## WHAT THE TASK ASKS
Down to the last line, repeat the entries exactly and drop any image.

## DATA SUPPLIED
----

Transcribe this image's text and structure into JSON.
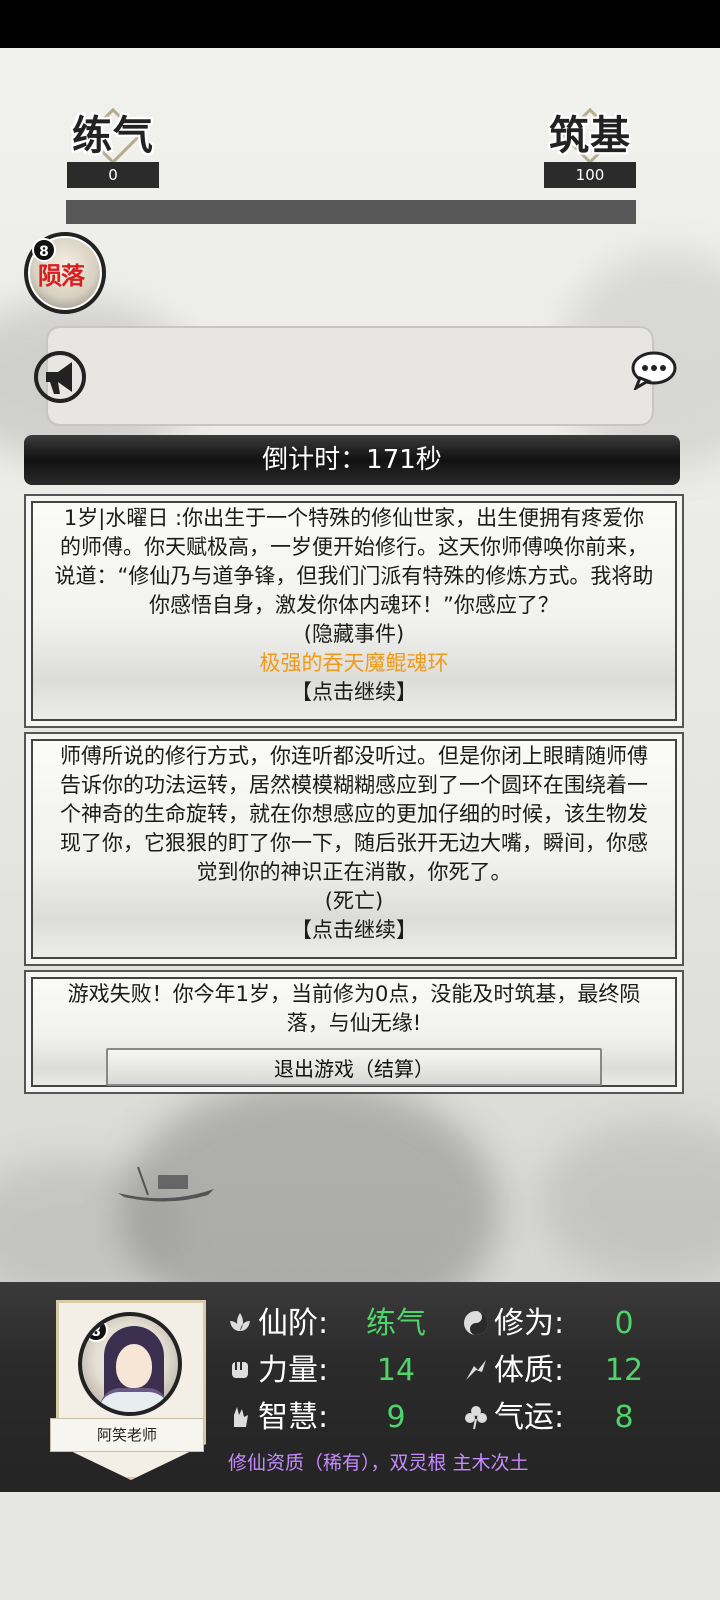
{
  "header": {
    "current_realm": {
      "name": "练气",
      "value": "0"
    },
    "next_realm": {
      "name": "筑基",
      "value": "100"
    },
    "progress_fraction": 0
  },
  "fallen_avatar": {
    "level": "8",
    "status": "陨落"
  },
  "countdown": {
    "text": "倒计时：171秒"
  },
  "events": [
    {
      "text": "1岁|水曜日 :你出生于一个特殊的修仙世家，出生便拥有疼爱你的师傅。你天赋极高，一岁便开始修行。这天你师傅唤你前来，说道：“修仙乃与道争锋，但我们门派有特殊的修炼方式。我将助你感悟自身，激发你体内魂环！”你感应了？",
      "tag": "(隐藏事件)",
      "highlight": "极强的吞天魔鲲魂环",
      "continue": "【点击继续】"
    },
    {
      "text": "师傅所说的修行方式，你连听都没听过。但是你闭上眼睛随师傅告诉你的功法运转，居然模模糊糊感应到了一个圆环在围绕着一个神奇的生命旋转，就在你想感应的更加仔细的时候，该生物发现了你，它狠狠的盯了你一下，随后张开无边大嘴，瞬间，你感觉到你的神识正在消散，你死了。",
      "tag": "(死亡)",
      "continue": "【点击继续】"
    }
  ],
  "result": {
    "text": "游戏失败！你今年1岁，当前修为0点，没能及时筑基，最终陨落，与仙无缘!",
    "exit_button": "退出游戏（结算）"
  },
  "character": {
    "level": "8",
    "name": "阿笑老师",
    "stats": {
      "realm_label": "仙阶:",
      "realm_value": "练气",
      "cultivation_label": "修为:",
      "cultivation_value": "0",
      "strength_label": "力量:",
      "strength_value": "14",
      "constitution_label": "体质:",
      "constitution_value": "12",
      "wisdom_label": "智慧:",
      "wisdom_value": "9",
      "luck_label": "气运:",
      "luck_value": "8"
    },
    "aptitude": "修仙资质（稀有），双灵根 主木次土"
  },
  "colors": {
    "stat_value": "#4fd469",
    "highlight": "#f09a1a",
    "aptitude": "#c78bff",
    "fallen": "#d81e1e"
  },
  "icons": [
    "megaphone-icon",
    "chat-bubble-icon",
    "lotus-icon",
    "yin-yang-icon",
    "fist-icon",
    "body-icon",
    "hand-icon",
    "clover-icon"
  ]
}
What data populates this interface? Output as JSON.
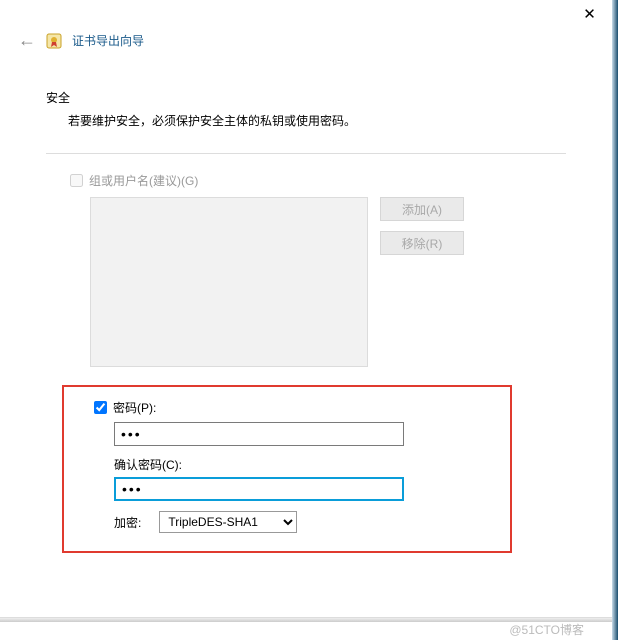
{
  "titlebar": {
    "close_glyph": "✕"
  },
  "header": {
    "back_glyph": "←",
    "title": "证书导出向导"
  },
  "section": {
    "heading": "安全",
    "desc": "若要维护安全，必须保护安全主体的私钥或使用密码。"
  },
  "group_users": {
    "checkbox_label": "组或用户名(建议)(G)",
    "checked": false,
    "add_btn": "添加(A)",
    "remove_btn": "移除(R)"
  },
  "password": {
    "checkbox_label": "密码(P):",
    "checked": true,
    "value": "•••",
    "confirm_label": "确认密码(C):",
    "confirm_value": "•••"
  },
  "encryption": {
    "label": "加密:",
    "selected": "TripleDES-SHA1",
    "options": [
      "TripleDES-SHA1"
    ]
  },
  "watermark": "@51CTO博客"
}
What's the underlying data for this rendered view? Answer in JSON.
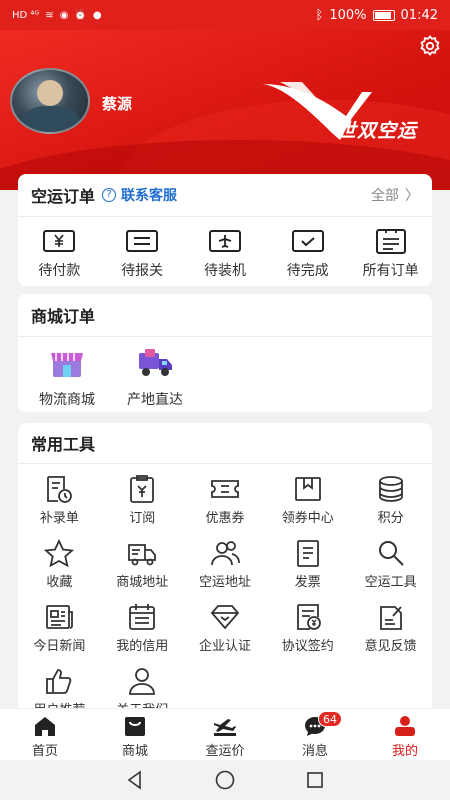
{
  "status_bar": {
    "left_icons": "HD ⁴ᴳ",
    "battery": "100%",
    "time": "01:42"
  },
  "profile": {
    "username": "蔡源",
    "brand_name": "世双空运"
  },
  "air_orders": {
    "title": "空运订单",
    "help_icon": "?",
    "service_link": "联系客服",
    "all_link": "全部",
    "items": [
      {
        "label": "待付款",
        "icon": "yen-card-icon"
      },
      {
        "label": "待报关",
        "icon": "document-icon"
      },
      {
        "label": "待装机",
        "icon": "plane-icon"
      },
      {
        "label": "待完成",
        "icon": "check-box-icon"
      },
      {
        "label": "所有订单",
        "icon": "list-icon"
      }
    ]
  },
  "mall_orders": {
    "title": "商城订单",
    "items": [
      {
        "label": "物流商城",
        "icon": "store-icon"
      },
      {
        "label": "产地直达",
        "icon": "truck-icon"
      }
    ]
  },
  "tools": {
    "title": "常用工具",
    "items": [
      {
        "label": "补录单",
        "icon": "form-clock-icon"
      },
      {
        "label": "订阅",
        "icon": "clipboard-yen-icon"
      },
      {
        "label": "优惠券",
        "icon": "coupon-icon"
      },
      {
        "label": "领券中心",
        "icon": "box-icon"
      },
      {
        "label": "积分",
        "icon": "coins-icon"
      },
      {
        "label": "收藏",
        "icon": "star-icon"
      },
      {
        "label": "商城地址",
        "icon": "truck-outline-icon"
      },
      {
        "label": "空运地址",
        "icon": "people-icon"
      },
      {
        "label": "发票",
        "icon": "invoice-icon"
      },
      {
        "label": "空运工具",
        "icon": "search-icon"
      },
      {
        "label": "今日新闻",
        "icon": "news-icon"
      },
      {
        "label": "我的信用",
        "icon": "calendar-icon"
      },
      {
        "label": "企业认证",
        "icon": "diamond-icon"
      },
      {
        "label": "协议签约",
        "icon": "contract-icon"
      },
      {
        "label": "意见反馈",
        "icon": "feedback-icon"
      },
      {
        "label": "用户推荐",
        "icon": "thumbs-up-icon"
      },
      {
        "label": "关于我们",
        "icon": "user-icon"
      }
    ]
  },
  "tab_bar": {
    "items": [
      {
        "label": "首页",
        "icon": "home-icon"
      },
      {
        "label": "商城",
        "icon": "shopping-bag-icon"
      },
      {
        "label": "查运价",
        "icon": "airplane-freight-icon"
      },
      {
        "label": "消息",
        "icon": "chat-icon",
        "badge": "64"
      },
      {
        "label": "我的",
        "icon": "profile-icon",
        "active": true
      }
    ]
  },
  "colors": {
    "primary": "#e0201b",
    "link": "#1f6fcf"
  }
}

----

## RESPONSE TO THIS TASK
Transcribe this image's text and structure into JSON.
{
  "header": {
    "current_realm": {
      "name": "练气",
      "value": "0"
    },
    "next_realm": {
      "name": "筑基",
      "value": "100"
    },
    "progress_fraction": 0
  },
  "fallen_avatar": {
    "level": "8",
    "status": "陨落"
  },
  "countdown": {
    "text": "倒计时：171秒"
  },
  "events": [
    {
      "text": "1岁|水曜日 :你出生于一个特殊的修仙世家，出生便拥有疼爱你的师傅。你天赋极高，一岁便开始修行。这天你师傅唤你前来，说道：“修仙乃与道争锋，但我们门派有特殊的修炼方式。我将助你感悟自身，激发你体内魂环！”你感应了？",
      "tag": "(隐藏事件)",
      "highlight": "极强的吞天魔鲲魂环",
      "continue": "【点击继续】"
    },
    {
      "text": "师傅所说的修行方式，你连听都没听过。但是你闭上眼睛随师傅告诉你的功法运转，居然模模糊糊感应到了一个圆环在围绕着一个神奇的生命旋转，就在你想感应的更加仔细的时候，该生物发现了你，它狠狠的盯了你一下，随后张开无边大嘴，瞬间，你感觉到你的神识正在消散，你死了。",
      "tag": "(死亡)",
      "continue": "【点击继续】"
    }
  ],
  "result": {
    "text": "游戏失败！你今年1岁，当前修为0点，没能及时筑基，最终陨落，与仙无缘!",
    "exit_button": "退出游戏（结算）"
  },
  "character": {
    "level": "8",
    "name": "阿笑老师",
    "stats": {
      "realm_label": "仙阶:",
      "realm_value": "练气",
      "cultivation_label": "修为:",
      "cultivation_value": "0",
      "strength_label": "力量:",
      "strength_value": "14",
      "constitution_label": "体质:",
      "constitution_value": "12",
      "wisdom_label": "智慧:",
      "wisdom_value": "9",
      "luck_label": "气运:",
      "luck_value": "8"
    },
    "aptitude": "修仙资质（稀有），双灵根 主木次土"
  },
  "colors": {
    "stat_value": "#4fd469",
    "highlight": "#f09a1a",
    "aptitude": "#c78bff",
    "fallen": "#d81e1e"
  },
  "icons": [
    "megaphone-icon",
    "chat-bubble-icon",
    "lotus-icon",
    "yin-yang-icon",
    "fist-icon",
    "body-icon",
    "hand-icon",
    "clover-icon"
  ]
}
What data populates this interface? Output as JSON.
{
  "titlebar": {
    "close_glyph": "✕"
  },
  "header": {
    "back_glyph": "←",
    "title": "证书导出向导"
  },
  "section": {
    "heading": "安全",
    "desc": "若要维护安全，必须保护安全主体的私钥或使用密码。"
  },
  "group_users": {
    "checkbox_label": "组或用户名(建议)(G)",
    "checked": false,
    "add_btn": "添加(A)",
    "remove_btn": "移除(R)"
  },
  "password": {
    "checkbox_label": "密码(P):",
    "checked": true,
    "value": "•••",
    "confirm_label": "确认密码(C):",
    "confirm_value": "•••"
  },
  "encryption": {
    "label": "加密:",
    "selected": "TripleDES-SHA1",
    "options": [
      "TripleDES-SHA1"
    ]
  },
  "watermark": "@51CTO博客"
}
What's the underlying data for this rendered view? Answer in JSON.
{
  "status_bar": {
    "left_icons": "HD ⁴ᴳ",
    "battery": "100%",
    "time": "01:42"
  },
  "profile": {
    "username": "蔡源",
    "brand_name": "世双空运"
  },
  "air_orders": {
    "title": "空运订单",
    "help_icon": "?",
    "service_link": "联系客服",
    "all_link": "全部",
    "items": [
      {
        "label": "待付款",
        "icon": "yen-card-icon"
      },
      {
        "label": "待报关",
        "icon": "document-icon"
      },
      {
        "label": "待装机",
        "icon": "plane-icon"
      },
      {
        "label": "待完成",
        "icon": "check-box-icon"
      },
      {
        "label": "所有订单",
        "icon": "list-icon"
      }
    ]
  },
  "mall_orders": {
    "title": "商城订单",
    "items": [
      {
        "label": "物流商城",
        "icon": "store-icon"
      },
      {
        "label": "产地直达",
        "icon": "truck-icon"
      }
    ]
  },
  "tools": {
    "title": "常用工具",
    "items": [
      {
        "label": "补录单",
        "icon": "form-clock-icon"
      },
      {
        "label": "订阅",
        "icon": "clipboard-yen-icon"
      },
      {
        "label": "优惠券",
        "icon": "coupon-icon"
      },
      {
        "label": "领券中心",
        "icon": "box-icon"
      },
      {
        "label": "积分",
        "icon": "coins-icon"
      },
      {
        "label": "收藏",
        "icon": "star-icon"
      },
      {
        "label": "商城地址",
        "icon": "truck-outline-icon"
      },
      {
        "label": "空运地址",
        "icon": "people-icon"
      },
      {
        "label": "发票",
        "icon": "invoice-icon"
      },
      {
        "label": "空运工具",
        "icon": "search-icon"
      },
      {
        "label": "今日新闻",
        "icon": "news-icon"
      },
      {
        "label": "我的信用",
        "icon": "calendar-icon"
      },
      {
        "label": "企业认证",
        "icon": "diamond-icon"
      },
      {
        "label": "协议签约",
        "icon": "contract-icon"
      },
      {
        "label": "意见反馈",
        "icon": "feedback-icon"
      },
      {
        "label": "用户推荐",
        "icon": "thumbs-up-icon"
      },
      {
        "label": "关于我们",
        "icon": "user-icon"
      }
    ]
  },
  "tab_bar": {
    "items": [
      {
        "label": "首页",
        "icon": "home-icon"
      },
      {
        "label": "商城",
        "icon": "shopping-bag-icon"
      },
      {
        "label": "查运价",
        "icon": "airplane-freight-icon"
      },
      {
        "label": "消息",
        "icon": "chat-icon",
        "badge": "64"
      },
      {
        "label": "我的",
        "icon": "profile-icon",
        "active": true
      }
    ]
  },
  "colors": {
    "primary": "#e0201b",
    "link": "#1f6fcf"
  }
}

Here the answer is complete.